At Cañon City High School, activities such as parties and football games are normal aspects of everyday life as adolescents. Of course communication is a large part of teen interactment, and with phones at their disposal it’s quite easy to send a ten-second invitation to the park for the weekend. At Cañon City high school, a few creative teens decided to turn the use of an innocent photo sharing app into one of the largest scandals the school has ever seen.
For hundreds of students, social media has been used to exchange racy images of themselves between their friends and classmates via “PhotoVault”. Photovault is an app used to send and receive photos that are only visible to you. With this information at their fingertips, the students decided to turn their snapshot-taking into a game, using a point system depending on the level of value the image held. Because of this, many students were pressured to take part in the game which slowly evolved it into a school-wide phenomenon. Within a few months, thousands of photographs were taken and the exchange system between classmates had exploded. With the scandal finally surfacing, a large percentage of the school’s population was suspended and many families have been hurt upon finding out that their children or their children’s classmates had participated in such a scandalous pastime.

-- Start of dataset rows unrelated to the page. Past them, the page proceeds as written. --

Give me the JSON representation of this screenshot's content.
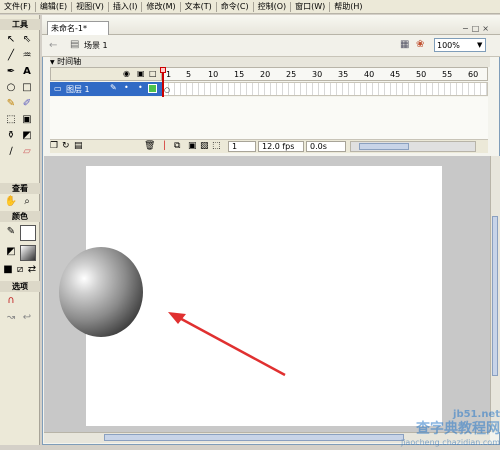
{
  "menu": [
    "文件(F)",
    "编辑(E)",
    "视图(V)",
    "插入(I)",
    "修改(M)",
    "文本(T)",
    "命令(C)",
    "控制(O)",
    "窗口(W)",
    "帮助(H)"
  ],
  "tools": {
    "title": "工具",
    "view_title": "查看",
    "color_title": "颜色",
    "options_title": "选项"
  },
  "document": {
    "tab": "未命名-1*",
    "scene": "场景 1",
    "zoom": "100%"
  },
  "timeline": {
    "title": "时间轴",
    "ruler": [
      "1",
      "5",
      "10",
      "15",
      "20",
      "25",
      "30",
      "35",
      "40",
      "45",
      "50",
      "55",
      "60"
    ],
    "layer": "图层 1",
    "frame": "1",
    "fps": "12.0 fps",
    "time": "0.0s"
  },
  "watermark": {
    "text": "查字典教程网",
    "url": "jiaocheng.chazidian.com",
    "site": "jb51.net"
  },
  "colors": {
    "selection": "#316ac5",
    "arrow": "#e03030",
    "playhead": "#cc0000"
  }
}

So what does the SLA community think of such an ongoing trend? Most students deemed sexting as something that is simply not for school, or even for minors in general. “I don’t think it’s appropriate,” says sophomore Destiny Patton. “You shouldn’t be taking nude photos in school.”
Some though, took a more diplomatic approach to the situation. Junior Jaiye Omowamide says: “Minors shouldn’t be sending nudes unless they’re in strong relationships. They need mutual communication, but must also be made aware of the consequences.”
SLA technology teacher Marcie Hull also had a few comments to include about our school and how teens should be handling such situations if ever involved. “The line between protecting student privacy and protecting them from their own dangerous behavior moves and changes shape! It is really a student by student decision making process. I try very hard to explain, to students, in a overarching way, how to protect themselves online,” she explains. ” This explanation has to start with the basics of how the internet works and making students realize that if a photograph leaves your hard drive, even if it is put in a cloud storage, the student no longer has control over who sees or could possibly see that photograph, now and forever in the future. That is the long way of saying there is no line as long as the student is aware of how these tools work and how to protect themselves. It is way better for everyone if the lessons learned turn on an intrinsic motivator to keep one’s online life squeaky clean.”
What do you think? Is sexting just some passing fad or do you think it’s just another activity on the list of teen past-times?